* [Aim of the exercise]
In the records that follow, locate every line with "into" and extract it.

* [Data to examine]
━━━━━━━━━━
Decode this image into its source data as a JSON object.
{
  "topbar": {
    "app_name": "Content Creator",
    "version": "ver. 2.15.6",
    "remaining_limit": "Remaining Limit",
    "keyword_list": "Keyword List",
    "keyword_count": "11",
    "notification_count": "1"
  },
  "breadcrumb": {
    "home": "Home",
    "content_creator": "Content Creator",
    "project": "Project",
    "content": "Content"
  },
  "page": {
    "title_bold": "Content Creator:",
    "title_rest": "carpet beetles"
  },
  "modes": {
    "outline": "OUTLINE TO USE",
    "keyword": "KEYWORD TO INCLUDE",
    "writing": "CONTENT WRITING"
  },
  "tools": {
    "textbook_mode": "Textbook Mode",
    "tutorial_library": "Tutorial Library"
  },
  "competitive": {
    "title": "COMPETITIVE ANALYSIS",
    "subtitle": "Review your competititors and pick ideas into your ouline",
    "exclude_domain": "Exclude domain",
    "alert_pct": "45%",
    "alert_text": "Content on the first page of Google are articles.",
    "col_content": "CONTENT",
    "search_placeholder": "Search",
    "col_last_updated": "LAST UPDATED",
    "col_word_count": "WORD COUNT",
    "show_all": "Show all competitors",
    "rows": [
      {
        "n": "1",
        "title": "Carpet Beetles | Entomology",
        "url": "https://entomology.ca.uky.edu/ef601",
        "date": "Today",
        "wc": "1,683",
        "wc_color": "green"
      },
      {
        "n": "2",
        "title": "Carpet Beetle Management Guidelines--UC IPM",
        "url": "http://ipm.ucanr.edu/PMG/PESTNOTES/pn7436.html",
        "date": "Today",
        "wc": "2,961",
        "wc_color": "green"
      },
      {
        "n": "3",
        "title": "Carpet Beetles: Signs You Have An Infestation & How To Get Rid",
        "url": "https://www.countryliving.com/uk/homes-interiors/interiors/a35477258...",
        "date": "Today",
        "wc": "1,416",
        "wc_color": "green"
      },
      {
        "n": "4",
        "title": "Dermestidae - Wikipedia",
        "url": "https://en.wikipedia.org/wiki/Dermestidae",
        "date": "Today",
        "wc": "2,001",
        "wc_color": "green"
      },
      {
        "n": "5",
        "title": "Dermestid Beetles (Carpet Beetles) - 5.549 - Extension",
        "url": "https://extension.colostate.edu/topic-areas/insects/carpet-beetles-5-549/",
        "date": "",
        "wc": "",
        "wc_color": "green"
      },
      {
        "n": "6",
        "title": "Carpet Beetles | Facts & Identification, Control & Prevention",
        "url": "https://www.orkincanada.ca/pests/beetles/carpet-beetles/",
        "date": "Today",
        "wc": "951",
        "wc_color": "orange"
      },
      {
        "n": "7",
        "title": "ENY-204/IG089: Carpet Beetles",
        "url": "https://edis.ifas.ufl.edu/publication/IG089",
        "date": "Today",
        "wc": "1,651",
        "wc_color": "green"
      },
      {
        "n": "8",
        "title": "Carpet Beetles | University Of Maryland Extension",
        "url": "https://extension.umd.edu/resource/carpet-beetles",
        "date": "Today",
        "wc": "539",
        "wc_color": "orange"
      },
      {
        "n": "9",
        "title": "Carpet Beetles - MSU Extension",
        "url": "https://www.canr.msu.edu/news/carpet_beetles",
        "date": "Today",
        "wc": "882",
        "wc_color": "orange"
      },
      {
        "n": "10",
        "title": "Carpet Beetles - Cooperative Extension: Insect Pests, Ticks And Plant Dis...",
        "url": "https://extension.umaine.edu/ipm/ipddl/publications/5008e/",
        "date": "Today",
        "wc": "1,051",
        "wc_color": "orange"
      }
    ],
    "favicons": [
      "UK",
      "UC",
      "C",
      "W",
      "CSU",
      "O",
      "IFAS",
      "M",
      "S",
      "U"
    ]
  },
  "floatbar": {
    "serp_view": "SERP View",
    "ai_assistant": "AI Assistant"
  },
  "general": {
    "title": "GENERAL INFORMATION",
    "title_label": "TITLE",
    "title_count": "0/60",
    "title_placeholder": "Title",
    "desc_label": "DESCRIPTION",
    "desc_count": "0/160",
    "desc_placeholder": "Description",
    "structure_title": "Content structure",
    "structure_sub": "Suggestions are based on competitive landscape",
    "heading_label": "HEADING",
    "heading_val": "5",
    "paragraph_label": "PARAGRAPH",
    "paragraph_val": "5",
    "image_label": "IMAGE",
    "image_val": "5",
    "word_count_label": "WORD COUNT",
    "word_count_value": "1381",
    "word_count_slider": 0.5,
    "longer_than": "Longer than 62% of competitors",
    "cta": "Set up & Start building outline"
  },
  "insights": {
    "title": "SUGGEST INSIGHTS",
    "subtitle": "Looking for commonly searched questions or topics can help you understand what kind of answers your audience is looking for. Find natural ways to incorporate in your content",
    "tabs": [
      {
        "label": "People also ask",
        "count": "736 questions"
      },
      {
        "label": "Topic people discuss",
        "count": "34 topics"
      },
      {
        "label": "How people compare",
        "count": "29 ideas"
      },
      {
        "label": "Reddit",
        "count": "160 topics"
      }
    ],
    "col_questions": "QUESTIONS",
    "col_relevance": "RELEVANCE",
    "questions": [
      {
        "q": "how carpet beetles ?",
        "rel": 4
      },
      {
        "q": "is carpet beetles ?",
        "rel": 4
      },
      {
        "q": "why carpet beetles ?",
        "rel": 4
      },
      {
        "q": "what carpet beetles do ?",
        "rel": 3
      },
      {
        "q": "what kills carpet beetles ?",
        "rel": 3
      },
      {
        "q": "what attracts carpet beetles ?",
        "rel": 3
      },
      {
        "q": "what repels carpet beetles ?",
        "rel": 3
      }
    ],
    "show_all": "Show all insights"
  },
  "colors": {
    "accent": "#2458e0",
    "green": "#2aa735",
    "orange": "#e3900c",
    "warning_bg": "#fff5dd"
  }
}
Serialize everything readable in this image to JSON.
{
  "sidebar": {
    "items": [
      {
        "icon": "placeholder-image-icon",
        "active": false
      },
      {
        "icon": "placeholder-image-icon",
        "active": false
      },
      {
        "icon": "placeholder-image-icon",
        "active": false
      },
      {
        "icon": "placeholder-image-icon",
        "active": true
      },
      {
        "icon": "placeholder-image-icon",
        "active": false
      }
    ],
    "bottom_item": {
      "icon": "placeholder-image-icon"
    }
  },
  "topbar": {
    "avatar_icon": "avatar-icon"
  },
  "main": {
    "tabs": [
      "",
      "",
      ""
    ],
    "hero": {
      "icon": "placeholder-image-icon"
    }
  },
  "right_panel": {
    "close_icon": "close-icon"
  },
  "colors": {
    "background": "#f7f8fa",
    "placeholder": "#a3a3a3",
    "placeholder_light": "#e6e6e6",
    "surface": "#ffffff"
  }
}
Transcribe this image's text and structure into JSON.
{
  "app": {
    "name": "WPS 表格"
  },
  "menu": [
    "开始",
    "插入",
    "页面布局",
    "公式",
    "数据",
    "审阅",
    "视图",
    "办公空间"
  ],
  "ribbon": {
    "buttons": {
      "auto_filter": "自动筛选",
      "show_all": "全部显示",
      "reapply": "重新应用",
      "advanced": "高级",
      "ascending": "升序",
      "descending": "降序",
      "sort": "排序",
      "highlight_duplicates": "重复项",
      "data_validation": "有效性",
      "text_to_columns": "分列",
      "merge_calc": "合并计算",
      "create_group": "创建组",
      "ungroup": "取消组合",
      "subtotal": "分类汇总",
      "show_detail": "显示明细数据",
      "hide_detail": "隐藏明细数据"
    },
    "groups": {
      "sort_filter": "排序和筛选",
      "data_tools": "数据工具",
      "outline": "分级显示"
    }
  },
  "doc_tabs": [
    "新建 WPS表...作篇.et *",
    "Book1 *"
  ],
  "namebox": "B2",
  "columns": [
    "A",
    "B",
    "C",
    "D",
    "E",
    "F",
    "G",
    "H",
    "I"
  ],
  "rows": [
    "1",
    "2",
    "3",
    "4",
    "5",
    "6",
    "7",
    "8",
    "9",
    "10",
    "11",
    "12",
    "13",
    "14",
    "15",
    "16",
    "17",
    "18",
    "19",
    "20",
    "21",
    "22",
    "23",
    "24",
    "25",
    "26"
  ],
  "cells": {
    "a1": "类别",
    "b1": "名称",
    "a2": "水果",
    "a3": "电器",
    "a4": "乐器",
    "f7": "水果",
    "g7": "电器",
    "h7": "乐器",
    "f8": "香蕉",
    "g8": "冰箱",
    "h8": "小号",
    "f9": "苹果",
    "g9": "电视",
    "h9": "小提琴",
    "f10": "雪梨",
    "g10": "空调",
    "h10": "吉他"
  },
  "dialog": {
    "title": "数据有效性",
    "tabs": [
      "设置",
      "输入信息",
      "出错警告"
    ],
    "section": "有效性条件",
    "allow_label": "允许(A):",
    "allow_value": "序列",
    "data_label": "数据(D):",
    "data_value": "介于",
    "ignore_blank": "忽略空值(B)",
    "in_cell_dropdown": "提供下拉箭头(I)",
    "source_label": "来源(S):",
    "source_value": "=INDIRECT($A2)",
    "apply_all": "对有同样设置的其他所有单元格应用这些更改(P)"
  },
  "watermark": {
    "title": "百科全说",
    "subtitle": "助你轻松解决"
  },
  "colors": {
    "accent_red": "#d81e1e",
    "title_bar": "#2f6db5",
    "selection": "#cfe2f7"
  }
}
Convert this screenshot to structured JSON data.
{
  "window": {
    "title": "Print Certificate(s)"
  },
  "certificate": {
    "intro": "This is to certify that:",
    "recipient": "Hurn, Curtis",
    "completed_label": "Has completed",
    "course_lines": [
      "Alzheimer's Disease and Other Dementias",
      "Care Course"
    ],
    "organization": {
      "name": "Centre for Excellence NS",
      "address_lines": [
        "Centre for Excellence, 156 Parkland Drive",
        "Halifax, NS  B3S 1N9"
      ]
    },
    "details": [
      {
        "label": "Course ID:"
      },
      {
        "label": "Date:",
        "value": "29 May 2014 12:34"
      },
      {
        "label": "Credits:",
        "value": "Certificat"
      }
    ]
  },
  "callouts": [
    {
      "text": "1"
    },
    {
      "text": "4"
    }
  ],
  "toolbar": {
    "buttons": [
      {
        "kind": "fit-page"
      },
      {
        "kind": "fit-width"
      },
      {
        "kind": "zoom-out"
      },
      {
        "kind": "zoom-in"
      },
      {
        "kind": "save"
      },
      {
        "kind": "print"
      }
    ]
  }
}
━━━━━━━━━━
* [Result of this exercise]
Decode this image into its source data as a JSON object.
    "subtitle": "Review your competititors and pick ideas into your ouline",
Transcribe this image's text and structure into JSON.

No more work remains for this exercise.